EXERCISE MATERIALS section start

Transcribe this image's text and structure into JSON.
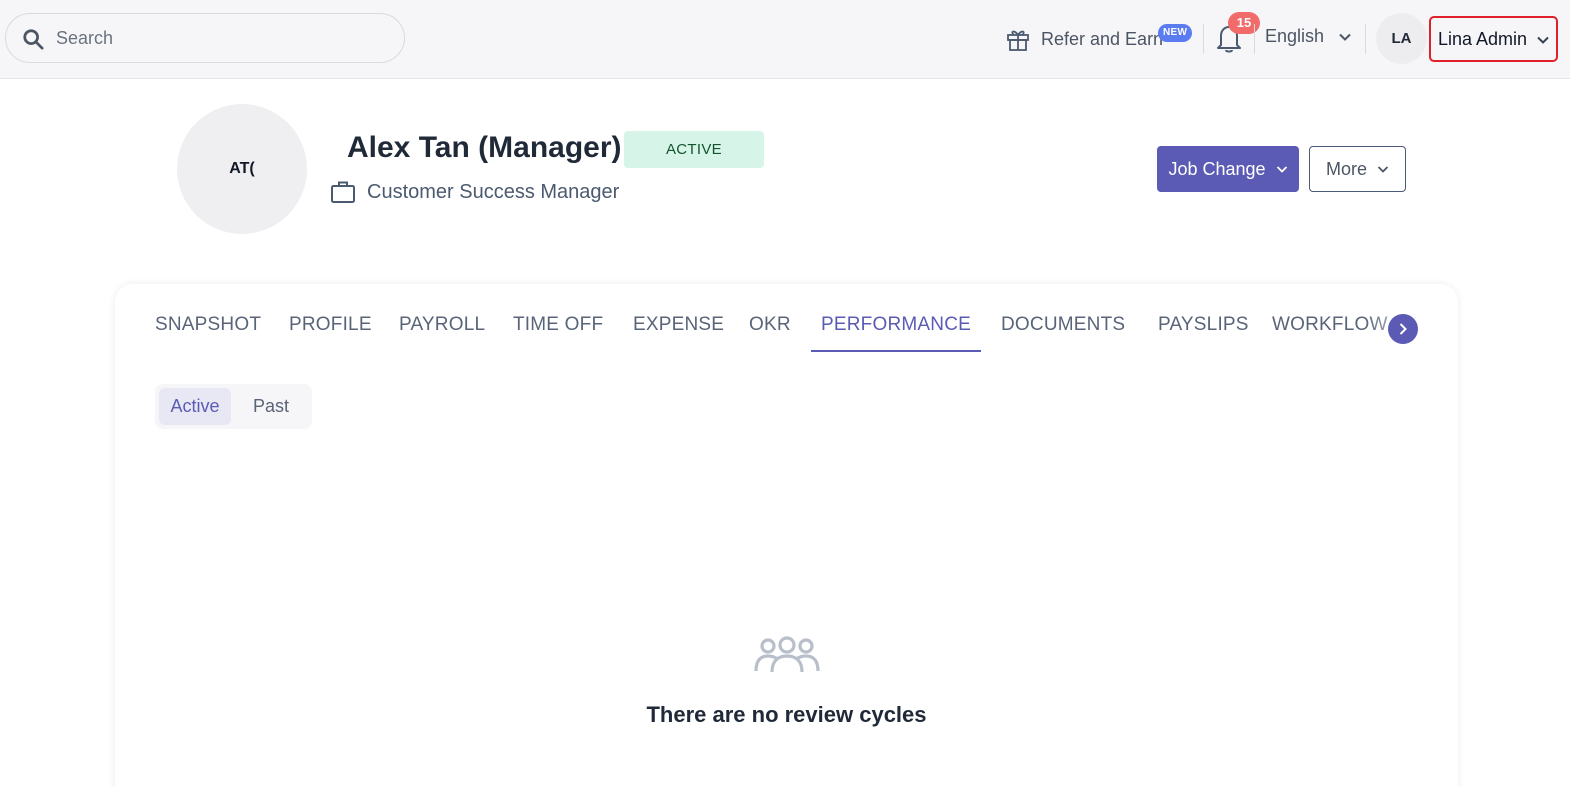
{
  "topbar": {
    "search": {
      "placeholder": "Search",
      "value": "",
      "icon": "search-icon"
    },
    "refer": {
      "label": "Refer and Earn",
      "badge": "NEW",
      "icon": "gift-icon"
    },
    "notifications": {
      "count": "15",
      "icon": "bell-icon"
    },
    "language": {
      "label": "English",
      "icon": "chevron-down-icon"
    },
    "user": {
      "initials": "LA",
      "name": "Lina Admin",
      "icon": "chevron-down-icon"
    }
  },
  "employee": {
    "avatar_initials": "AT(",
    "name": "Alex Tan (Manager)",
    "status": "ACTIVE",
    "job_title": "Customer Success Manager",
    "job_icon": "briefcase-icon"
  },
  "actions": {
    "job_change_label": "Job Change",
    "more_label": "More"
  },
  "tabs": [
    {
      "label": "SNAPSHOT"
    },
    {
      "label": "PROFILE"
    },
    {
      "label": "PAYROLL"
    },
    {
      "label": "TIME OFF"
    },
    {
      "label": "EXPENSE"
    },
    {
      "label": "OKR"
    },
    {
      "label": "PERFORMANCE",
      "active": true
    },
    {
      "label": "DOCUMENTS"
    },
    {
      "label": "PAYSLIPS"
    },
    {
      "label": "WORKFLOW"
    }
  ],
  "performance": {
    "filters": {
      "active_label": "Active",
      "past_label": "Past",
      "selected": "Active"
    },
    "empty_message": "There are no review cycles",
    "empty_icon": "users-group-icon"
  },
  "colors": {
    "accent": "#5b5bb5",
    "status_bg": "#d6f5e8",
    "notification": "#f26b6b",
    "new_badge": "#5b7cf0",
    "highlight_border": "#e0202a"
  }
}
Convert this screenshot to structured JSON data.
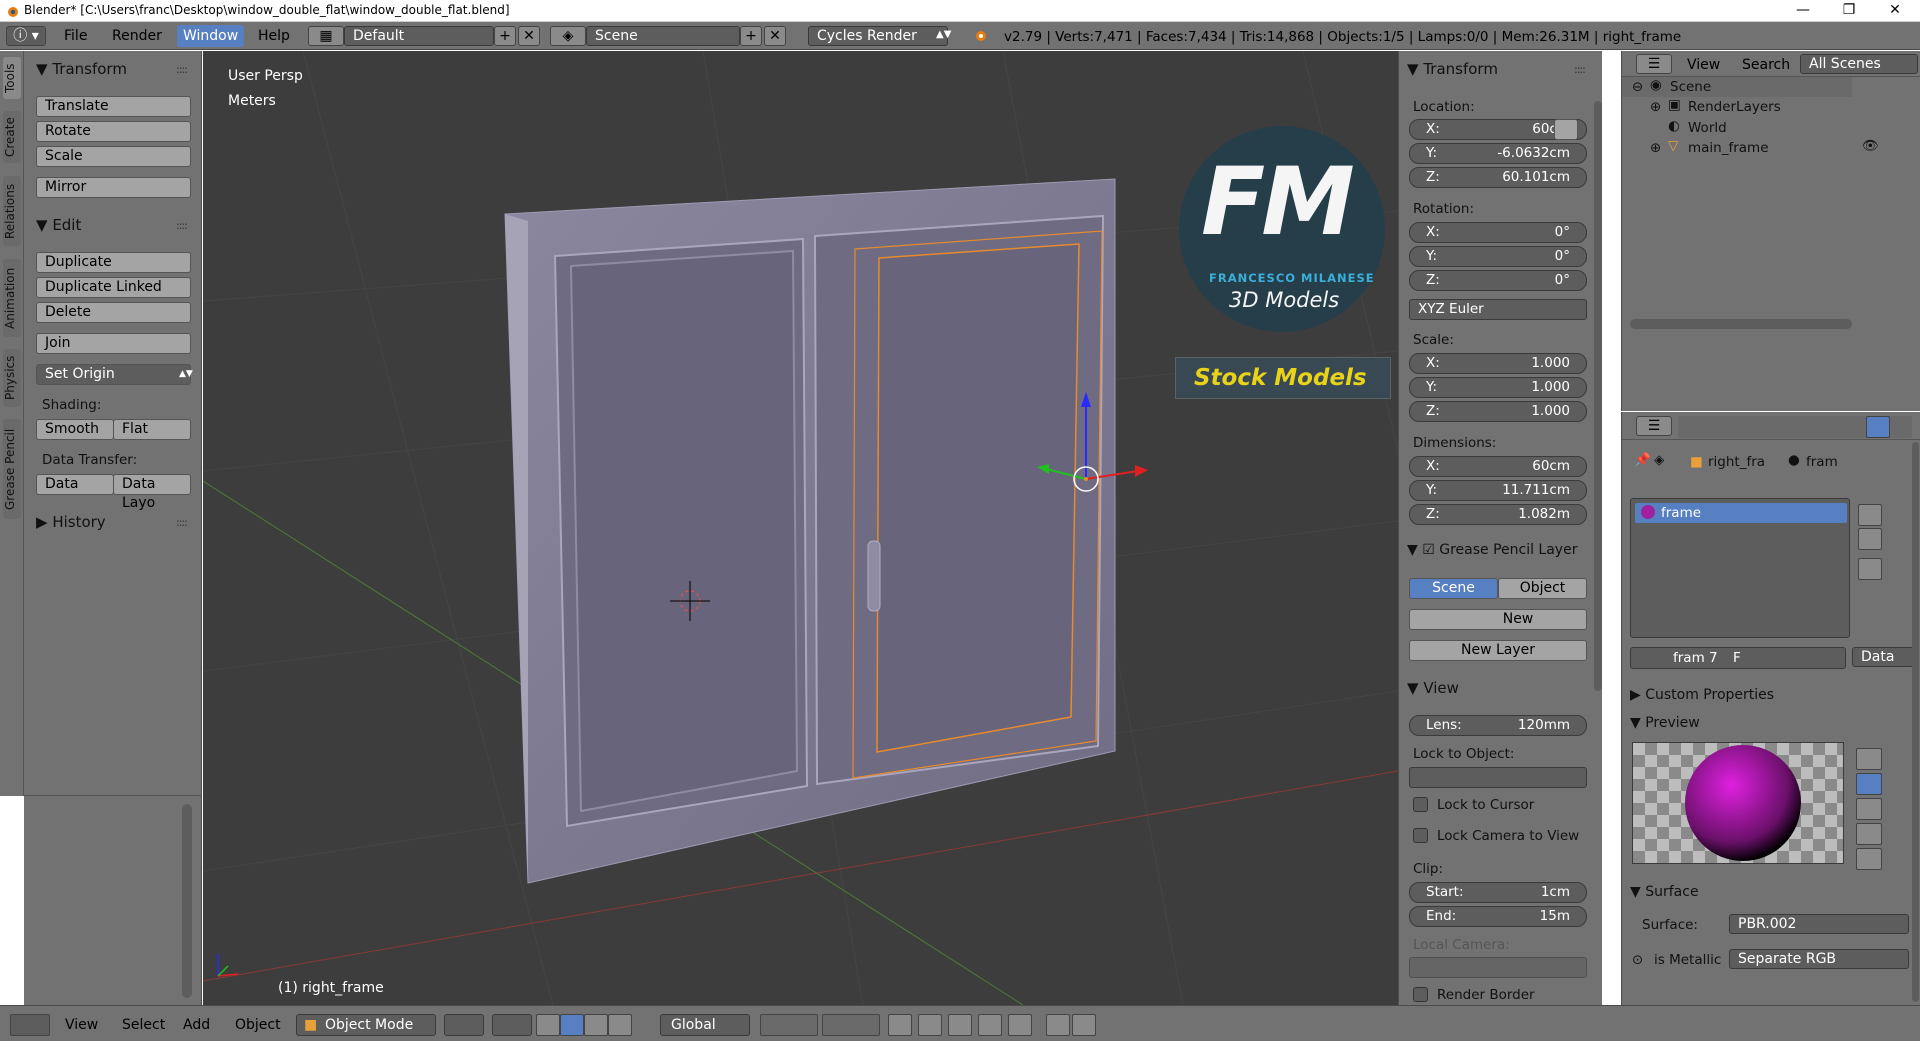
{
  "window": {
    "title": "Blender* [C:\\Users\\franc\\Desktop\\window_double_flat\\window_double_flat.blend]",
    "minimize": "—",
    "maximize": "❐",
    "close": "✕"
  },
  "header": {
    "menus": [
      "File",
      "Render",
      "Window",
      "Help"
    ],
    "layout": "Default",
    "scene": "Scene",
    "engine": "Cycles Render",
    "stats": "v2.79 | Verts:7,471 | Faces:7,434 | Tris:14,868 | Objects:1/5 | Lamps:0/0 | Mem:26.31M | right_frame"
  },
  "tabs": [
    "Tools",
    "Create",
    "Relations",
    "Animation",
    "Physics",
    "Grease Pencil"
  ],
  "toolshelf": {
    "transform_title": "Transform",
    "translate": "Translate",
    "rotate": "Rotate",
    "scale": "Scale",
    "mirror": "Mirror",
    "edit_title": "Edit",
    "duplicate": "Duplicate",
    "duplicate_linked": "Duplicate Linked",
    "delete": "Delete",
    "join": "Join",
    "set_origin": "Set Origin",
    "shading_label": "Shading:",
    "smooth": "Smooth",
    "flat": "Flat",
    "data_transfer_label": "Data Transfer:",
    "data": "Data",
    "data_layout": "Data Layo",
    "history_title": "History"
  },
  "viewport": {
    "view_name": "User Persp",
    "units": "Meters",
    "object_label": "(1) right_frame",
    "logo_letters": "FM",
    "logo_name": "FRANCESCO MILANESE",
    "logo_sub": "3D Models",
    "stock": "Stock Models"
  },
  "npanel": {
    "transform_title": "Transform",
    "location_label": "Location:",
    "location": [
      {
        "k": "X:",
        "v": "60cm"
      },
      {
        "k": "Y:",
        "v": "-6.0632cm"
      },
      {
        "k": "Z:",
        "v": "60.101cm"
      }
    ],
    "rotation_label": "Rotation:",
    "rotation": [
      {
        "k": "X:",
        "v": "0°"
      },
      {
        "k": "Y:",
        "v": "0°"
      },
      {
        "k": "Z:",
        "v": "0°"
      }
    ],
    "rotation_mode": "XYZ Euler",
    "scale_label": "Scale:",
    "scale": [
      {
        "k": "X:",
        "v": "1.000"
      },
      {
        "k": "Y:",
        "v": "1.000"
      },
      {
        "k": "Z:",
        "v": "1.000"
      }
    ],
    "dimensions_label": "Dimensions:",
    "dimensions": [
      {
        "k": "X:",
        "v": "60cm"
      },
      {
        "k": "Y:",
        "v": "11.711cm"
      },
      {
        "k": "Z:",
        "v": "1.082m"
      }
    ],
    "gp_title": "Grease Pencil Layer",
    "gp_scene": "Scene",
    "gp_object": "Object",
    "gp_new": "New",
    "gp_new_layer": "New Layer",
    "view_title": "View",
    "lens_k": "Lens:",
    "lens_v": "120mm",
    "lock_to_object": "Lock to Object:",
    "lock_to_cursor": "Lock to Cursor",
    "lock_camera": "Lock Camera to View",
    "clip_label": "Clip:",
    "clip_start_k": "Start:",
    "clip_start_v": "1cm",
    "clip_end_k": "End:",
    "clip_end_v": "15m",
    "local_camera": "Local Camera:",
    "render_border": "Render Border"
  },
  "outliner": {
    "view": "View",
    "search": "Search",
    "filter": "All Scenes",
    "items": [
      "Scene",
      "RenderLayers",
      "World",
      "main_frame"
    ]
  },
  "properties": {
    "breadcrumb_obj": "right_fra",
    "breadcrumb_mat": "fram",
    "material_slot": "frame",
    "mat_name": "fram",
    "mat_users": "7",
    "mat_f": "F",
    "link": "Data",
    "custom_props": "Custom Properties",
    "preview": "Preview",
    "surface_title": "Surface",
    "surface_label": "Surface:",
    "surface_value": "PBR.002",
    "metallic_label": "is Metallic",
    "metallic_value": "Separate RGB"
  },
  "footer": {
    "view": "View",
    "select": "Select",
    "add": "Add",
    "object": "Object",
    "mode": "Object Mode",
    "orientation": "Global"
  }
}
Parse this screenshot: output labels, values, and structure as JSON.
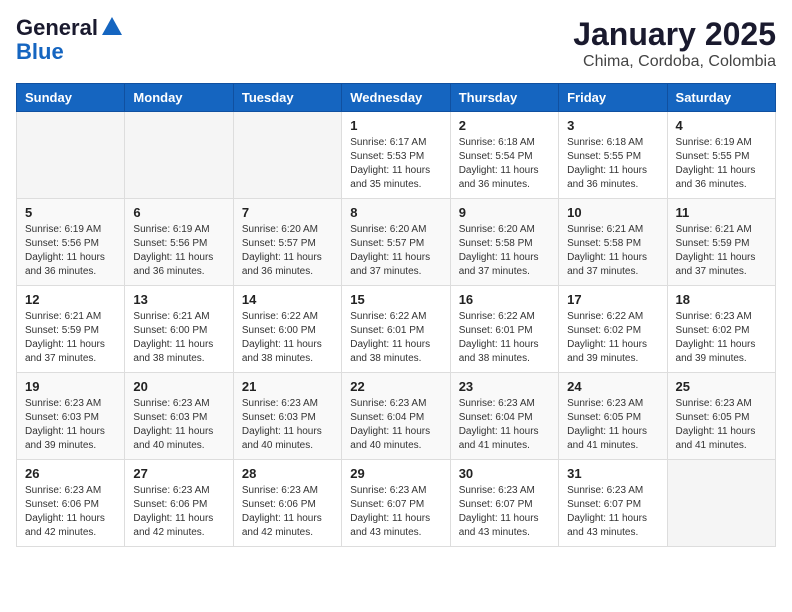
{
  "header": {
    "logo_line1": "General",
    "logo_line2": "Blue",
    "title": "January 2025",
    "subtitle": "Chima, Cordoba, Colombia"
  },
  "days_of_week": [
    "Sunday",
    "Monday",
    "Tuesday",
    "Wednesday",
    "Thursday",
    "Friday",
    "Saturday"
  ],
  "weeks": [
    [
      {
        "num": "",
        "sunrise": "",
        "sunset": "",
        "daylight": "",
        "empty": true
      },
      {
        "num": "",
        "sunrise": "",
        "sunset": "",
        "daylight": "",
        "empty": true
      },
      {
        "num": "",
        "sunrise": "",
        "sunset": "",
        "daylight": "",
        "empty": true
      },
      {
        "num": "1",
        "sunrise": "Sunrise: 6:17 AM",
        "sunset": "Sunset: 5:53 PM",
        "daylight": "Daylight: 11 hours and 35 minutes."
      },
      {
        "num": "2",
        "sunrise": "Sunrise: 6:18 AM",
        "sunset": "Sunset: 5:54 PM",
        "daylight": "Daylight: 11 hours and 36 minutes."
      },
      {
        "num": "3",
        "sunrise": "Sunrise: 6:18 AM",
        "sunset": "Sunset: 5:55 PM",
        "daylight": "Daylight: 11 hours and 36 minutes."
      },
      {
        "num": "4",
        "sunrise": "Sunrise: 6:19 AM",
        "sunset": "Sunset: 5:55 PM",
        "daylight": "Daylight: 11 hours and 36 minutes."
      }
    ],
    [
      {
        "num": "5",
        "sunrise": "Sunrise: 6:19 AM",
        "sunset": "Sunset: 5:56 PM",
        "daylight": "Daylight: 11 hours and 36 minutes."
      },
      {
        "num": "6",
        "sunrise": "Sunrise: 6:19 AM",
        "sunset": "Sunset: 5:56 PM",
        "daylight": "Daylight: 11 hours and 36 minutes."
      },
      {
        "num": "7",
        "sunrise": "Sunrise: 6:20 AM",
        "sunset": "Sunset: 5:57 PM",
        "daylight": "Daylight: 11 hours and 36 minutes."
      },
      {
        "num": "8",
        "sunrise": "Sunrise: 6:20 AM",
        "sunset": "Sunset: 5:57 PM",
        "daylight": "Daylight: 11 hours and 37 minutes."
      },
      {
        "num": "9",
        "sunrise": "Sunrise: 6:20 AM",
        "sunset": "Sunset: 5:58 PM",
        "daylight": "Daylight: 11 hours and 37 minutes."
      },
      {
        "num": "10",
        "sunrise": "Sunrise: 6:21 AM",
        "sunset": "Sunset: 5:58 PM",
        "daylight": "Daylight: 11 hours and 37 minutes."
      },
      {
        "num": "11",
        "sunrise": "Sunrise: 6:21 AM",
        "sunset": "Sunset: 5:59 PM",
        "daylight": "Daylight: 11 hours and 37 minutes."
      }
    ],
    [
      {
        "num": "12",
        "sunrise": "Sunrise: 6:21 AM",
        "sunset": "Sunset: 5:59 PM",
        "daylight": "Daylight: 11 hours and 37 minutes."
      },
      {
        "num": "13",
        "sunrise": "Sunrise: 6:21 AM",
        "sunset": "Sunset: 6:00 PM",
        "daylight": "Daylight: 11 hours and 38 minutes."
      },
      {
        "num": "14",
        "sunrise": "Sunrise: 6:22 AM",
        "sunset": "Sunset: 6:00 PM",
        "daylight": "Daylight: 11 hours and 38 minutes."
      },
      {
        "num": "15",
        "sunrise": "Sunrise: 6:22 AM",
        "sunset": "Sunset: 6:01 PM",
        "daylight": "Daylight: 11 hours and 38 minutes."
      },
      {
        "num": "16",
        "sunrise": "Sunrise: 6:22 AM",
        "sunset": "Sunset: 6:01 PM",
        "daylight": "Daylight: 11 hours and 38 minutes."
      },
      {
        "num": "17",
        "sunrise": "Sunrise: 6:22 AM",
        "sunset": "Sunset: 6:02 PM",
        "daylight": "Daylight: 11 hours and 39 minutes."
      },
      {
        "num": "18",
        "sunrise": "Sunrise: 6:23 AM",
        "sunset": "Sunset: 6:02 PM",
        "daylight": "Daylight: 11 hours and 39 minutes."
      }
    ],
    [
      {
        "num": "19",
        "sunrise": "Sunrise: 6:23 AM",
        "sunset": "Sunset: 6:03 PM",
        "daylight": "Daylight: 11 hours and 39 minutes."
      },
      {
        "num": "20",
        "sunrise": "Sunrise: 6:23 AM",
        "sunset": "Sunset: 6:03 PM",
        "daylight": "Daylight: 11 hours and 40 minutes."
      },
      {
        "num": "21",
        "sunrise": "Sunrise: 6:23 AM",
        "sunset": "Sunset: 6:03 PM",
        "daylight": "Daylight: 11 hours and 40 minutes."
      },
      {
        "num": "22",
        "sunrise": "Sunrise: 6:23 AM",
        "sunset": "Sunset: 6:04 PM",
        "daylight": "Daylight: 11 hours and 40 minutes."
      },
      {
        "num": "23",
        "sunrise": "Sunrise: 6:23 AM",
        "sunset": "Sunset: 6:04 PM",
        "daylight": "Daylight: 11 hours and 41 minutes."
      },
      {
        "num": "24",
        "sunrise": "Sunrise: 6:23 AM",
        "sunset": "Sunset: 6:05 PM",
        "daylight": "Daylight: 11 hours and 41 minutes."
      },
      {
        "num": "25",
        "sunrise": "Sunrise: 6:23 AM",
        "sunset": "Sunset: 6:05 PM",
        "daylight": "Daylight: 11 hours and 41 minutes."
      }
    ],
    [
      {
        "num": "26",
        "sunrise": "Sunrise: 6:23 AM",
        "sunset": "Sunset: 6:06 PM",
        "daylight": "Daylight: 11 hours and 42 minutes."
      },
      {
        "num": "27",
        "sunrise": "Sunrise: 6:23 AM",
        "sunset": "Sunset: 6:06 PM",
        "daylight": "Daylight: 11 hours and 42 minutes."
      },
      {
        "num": "28",
        "sunrise": "Sunrise: 6:23 AM",
        "sunset": "Sunset: 6:06 PM",
        "daylight": "Daylight: 11 hours and 42 minutes."
      },
      {
        "num": "29",
        "sunrise": "Sunrise: 6:23 AM",
        "sunset": "Sunset: 6:07 PM",
        "daylight": "Daylight: 11 hours and 43 minutes."
      },
      {
        "num": "30",
        "sunrise": "Sunrise: 6:23 AM",
        "sunset": "Sunset: 6:07 PM",
        "daylight": "Daylight: 11 hours and 43 minutes."
      },
      {
        "num": "31",
        "sunrise": "Sunrise: 6:23 AM",
        "sunset": "Sunset: 6:07 PM",
        "daylight": "Daylight: 11 hours and 43 minutes."
      },
      {
        "num": "",
        "sunrise": "",
        "sunset": "",
        "daylight": "",
        "empty": true
      }
    ]
  ]
}
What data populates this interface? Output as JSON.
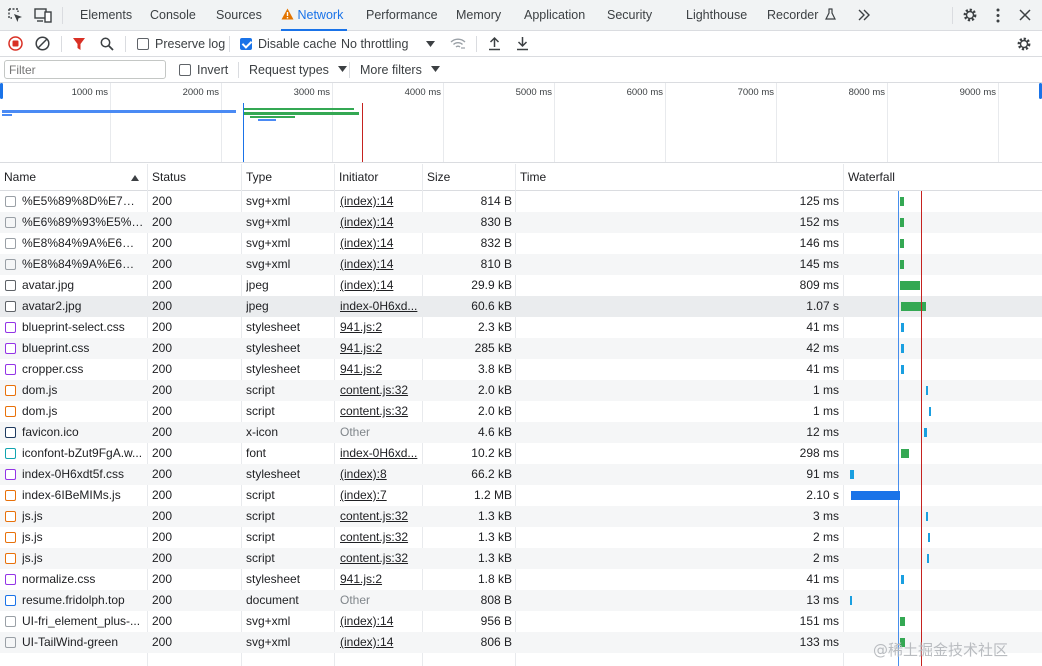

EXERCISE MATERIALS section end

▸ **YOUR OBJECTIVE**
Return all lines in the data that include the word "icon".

▸ **RESPONSE**
      "icon": "search-icon"
      "icon": "gift-icon"
      "icon": "bell-icon"
      "icon": "chevron-down-icon"
      "icon": "chevron-down-icon"
    "job_icon": "briefcase-icon"
    "empty_icon": "users-group-icon"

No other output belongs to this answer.